Dataset rows describing interfaces:
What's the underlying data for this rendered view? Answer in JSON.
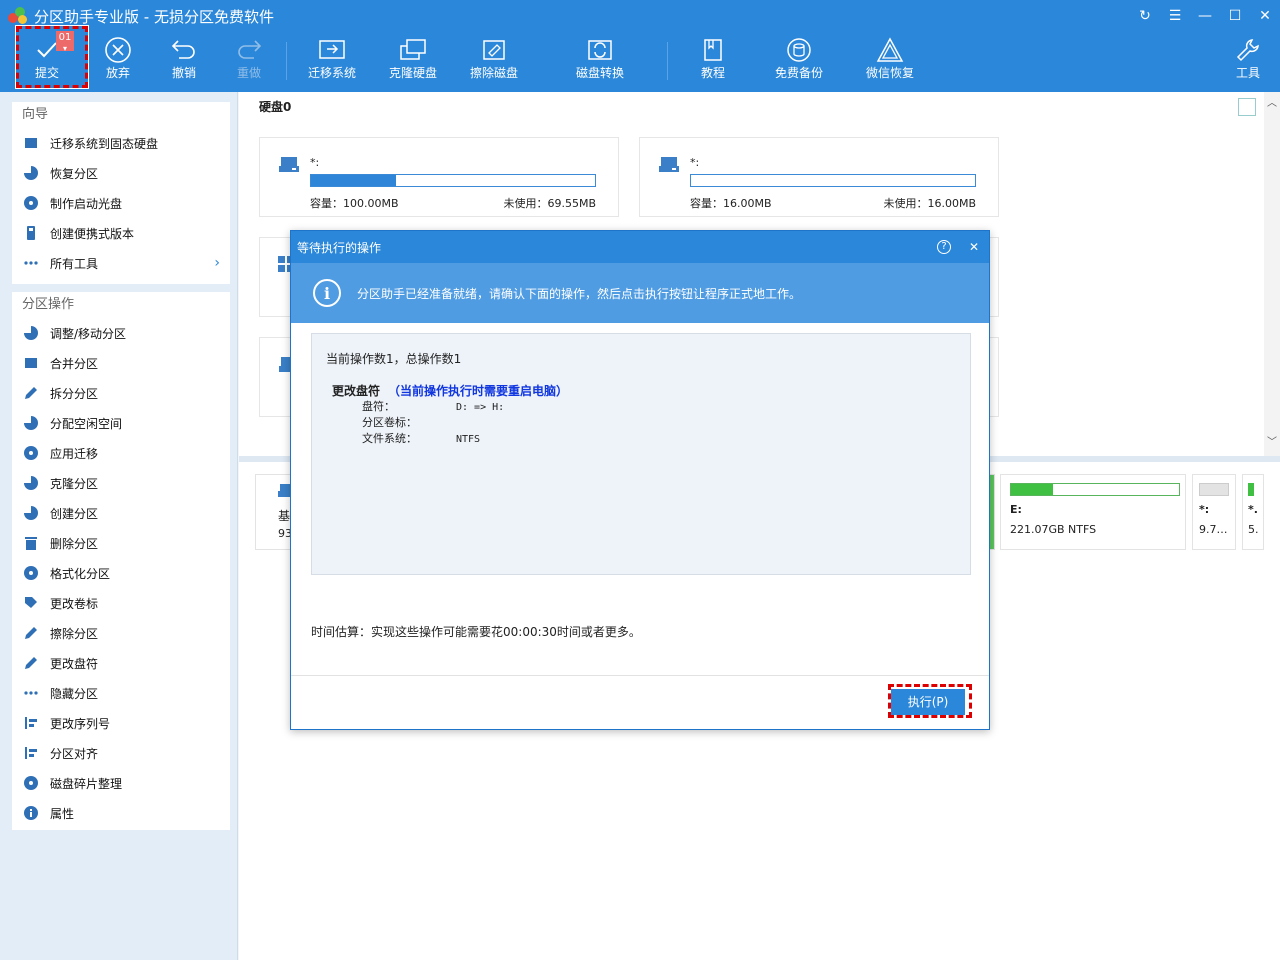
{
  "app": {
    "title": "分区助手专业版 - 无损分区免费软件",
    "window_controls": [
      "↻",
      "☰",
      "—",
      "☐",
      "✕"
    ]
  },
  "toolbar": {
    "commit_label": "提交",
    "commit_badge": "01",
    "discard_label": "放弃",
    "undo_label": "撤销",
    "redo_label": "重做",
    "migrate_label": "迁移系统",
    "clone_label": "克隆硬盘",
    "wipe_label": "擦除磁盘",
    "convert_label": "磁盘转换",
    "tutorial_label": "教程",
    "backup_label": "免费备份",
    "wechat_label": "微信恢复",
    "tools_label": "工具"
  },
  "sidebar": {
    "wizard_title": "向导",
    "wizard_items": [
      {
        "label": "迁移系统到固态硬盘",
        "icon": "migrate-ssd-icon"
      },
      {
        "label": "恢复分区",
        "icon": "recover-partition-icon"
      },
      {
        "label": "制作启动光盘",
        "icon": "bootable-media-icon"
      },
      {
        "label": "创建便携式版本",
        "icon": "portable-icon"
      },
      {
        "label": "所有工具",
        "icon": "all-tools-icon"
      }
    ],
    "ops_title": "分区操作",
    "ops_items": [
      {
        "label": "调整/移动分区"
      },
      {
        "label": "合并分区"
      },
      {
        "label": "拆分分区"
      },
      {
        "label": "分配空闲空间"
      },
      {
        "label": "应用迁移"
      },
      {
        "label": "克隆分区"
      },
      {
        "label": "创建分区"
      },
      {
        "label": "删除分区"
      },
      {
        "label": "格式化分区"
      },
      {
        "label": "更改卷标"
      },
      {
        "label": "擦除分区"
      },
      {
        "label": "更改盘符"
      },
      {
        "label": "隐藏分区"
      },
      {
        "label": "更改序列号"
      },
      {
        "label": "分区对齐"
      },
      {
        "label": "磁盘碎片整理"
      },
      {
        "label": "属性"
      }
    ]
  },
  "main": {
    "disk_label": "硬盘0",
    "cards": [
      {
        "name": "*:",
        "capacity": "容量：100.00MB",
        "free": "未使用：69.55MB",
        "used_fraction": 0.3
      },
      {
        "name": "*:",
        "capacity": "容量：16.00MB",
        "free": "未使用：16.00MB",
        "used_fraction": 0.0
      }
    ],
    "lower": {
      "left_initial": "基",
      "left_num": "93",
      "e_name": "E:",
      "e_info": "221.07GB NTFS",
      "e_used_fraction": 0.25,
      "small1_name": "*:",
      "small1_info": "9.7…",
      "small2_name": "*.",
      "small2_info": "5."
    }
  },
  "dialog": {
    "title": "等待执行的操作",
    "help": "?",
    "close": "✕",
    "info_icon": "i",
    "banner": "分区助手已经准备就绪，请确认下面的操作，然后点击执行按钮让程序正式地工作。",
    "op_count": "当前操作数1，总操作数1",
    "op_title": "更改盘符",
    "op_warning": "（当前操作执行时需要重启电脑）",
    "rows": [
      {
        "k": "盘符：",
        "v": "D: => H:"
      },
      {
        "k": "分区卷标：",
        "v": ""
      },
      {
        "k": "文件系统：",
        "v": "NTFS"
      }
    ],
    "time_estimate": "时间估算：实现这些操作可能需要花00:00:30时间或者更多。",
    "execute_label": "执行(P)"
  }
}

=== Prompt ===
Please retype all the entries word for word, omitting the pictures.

=== Solved exercise ===
What's the underlying data for this rendered view? Answer in JSON.
{
  "app": {
    "title": "分区助手专业版 - 无损分区免费软件",
    "window_controls": [
      "↻",
      "☰",
      "—",
      "☐",
      "✕"
    ]
  },
  "toolbar": {
    "commit_label": "提交",
    "commit_badge": "01",
    "discard_label": "放弃",
    "undo_label": "撤销",
    "redo_label": "重做",
    "migrate_label": "迁移系统",
    "clone_label": "克隆硬盘",
    "wipe_label": "擦除磁盘",
    "convert_label": "磁盘转换",
    "tutorial_label": "教程",
    "backup_label": "免费备份",
    "wechat_label": "微信恢复",
    "tools_label": "工具"
  },
  "sidebar": {
    "wizard_title": "向导",
    "wizard_items": [
      {
        "label": "迁移系统到固态硬盘",
        "icon": "migrate-ssd-icon"
      },
      {
        "label": "恢复分区",
        "icon": "recover-partition-icon"
      },
      {
        "label": "制作启动光盘",
        "icon": "bootable-media-icon"
      },
      {
        "label": "创建便携式版本",
        "icon": "portable-icon"
      },
      {
        "label": "所有工具",
        "icon": "all-tools-icon"
      }
    ],
    "ops_title": "分区操作",
    "ops_items": [
      {
        "label": "调整/移动分区"
      },
      {
        "label": "合并分区"
      },
      {
        "label": "拆分分区"
      },
      {
        "label": "分配空闲空间"
      },
      {
        "label": "应用迁移"
      },
      {
        "label": "克隆分区"
      },
      {
        "label": "创建分区"
      },
      {
        "label": "删除分区"
      },
      {
        "label": "格式化分区"
      },
      {
        "label": "更改卷标"
      },
      {
        "label": "擦除分区"
      },
      {
        "label": "更改盘符"
      },
      {
        "label": "隐藏分区"
      },
      {
        "label": "更改序列号"
      },
      {
        "label": "分区对齐"
      },
      {
        "label": "磁盘碎片整理"
      },
      {
        "label": "属性"
      }
    ]
  },
  "main": {
    "disk_label": "硬盘0",
    "cards": [
      {
        "name": "*:",
        "capacity": "容量：100.00MB",
        "free": "未使用：69.55MB",
        "used_fraction": 0.3
      },
      {
        "name": "*:",
        "capacity": "容量：16.00MB",
        "free": "未使用：16.00MB",
        "used_fraction": 0.0
      }
    ],
    "lower": {
      "left_initial": "基",
      "left_num": "93",
      "e_name": "E:",
      "e_info": "221.07GB NTFS",
      "e_used_fraction": 0.25,
      "small1_name": "*:",
      "small1_info": "9.7…",
      "small2_name": "*.",
      "small2_info": "5."
    }
  },
  "dialog": {
    "title": "等待执行的操作",
    "help": "?",
    "close": "✕",
    "info_icon": "i",
    "banner": "分区助手已经准备就绪，请确认下面的操作，然后点击执行按钮让程序正式地工作。",
    "op_count": "当前操作数1，总操作数1",
    "op_title": "更改盘符",
    "op_warning": "（当前操作执行时需要重启电脑）",
    "rows": [
      {
        "k": "盘符：",
        "v": "D: => H:"
      },
      {
        "k": "分区卷标：",
        "v": ""
      },
      {
        "k": "文件系统：",
        "v": "NTFS"
      }
    ],
    "time_estimate": "时间估算：实现这些操作可能需要花00:00:30时间或者更多。",
    "execute_label": "执行(P)"
  }
}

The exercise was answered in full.